(Collected data entries)
○ ○ ○ ○ ○
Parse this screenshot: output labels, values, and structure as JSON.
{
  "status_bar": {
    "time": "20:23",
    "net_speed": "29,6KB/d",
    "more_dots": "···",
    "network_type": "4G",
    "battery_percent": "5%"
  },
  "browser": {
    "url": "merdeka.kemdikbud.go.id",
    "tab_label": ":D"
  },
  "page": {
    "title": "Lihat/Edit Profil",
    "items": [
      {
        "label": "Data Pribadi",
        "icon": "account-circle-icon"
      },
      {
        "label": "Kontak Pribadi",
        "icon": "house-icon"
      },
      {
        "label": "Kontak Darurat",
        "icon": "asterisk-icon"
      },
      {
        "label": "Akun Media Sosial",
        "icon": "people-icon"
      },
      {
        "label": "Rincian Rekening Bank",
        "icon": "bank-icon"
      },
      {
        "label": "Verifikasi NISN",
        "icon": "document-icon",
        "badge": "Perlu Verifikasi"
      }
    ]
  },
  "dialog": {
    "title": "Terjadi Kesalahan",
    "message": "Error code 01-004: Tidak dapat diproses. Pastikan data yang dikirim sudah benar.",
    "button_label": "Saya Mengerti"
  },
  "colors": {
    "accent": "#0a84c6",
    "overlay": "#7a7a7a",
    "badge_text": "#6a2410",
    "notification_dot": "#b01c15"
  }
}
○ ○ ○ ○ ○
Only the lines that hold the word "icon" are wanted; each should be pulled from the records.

*EXPECTED ANSWER*
        "icon": "account-circle-icon"
        "icon": "house-icon"
        "icon": "asterisk-icon"
        "icon": "people-icon"
        "icon": "bank-icon"
        "icon": "document-icon",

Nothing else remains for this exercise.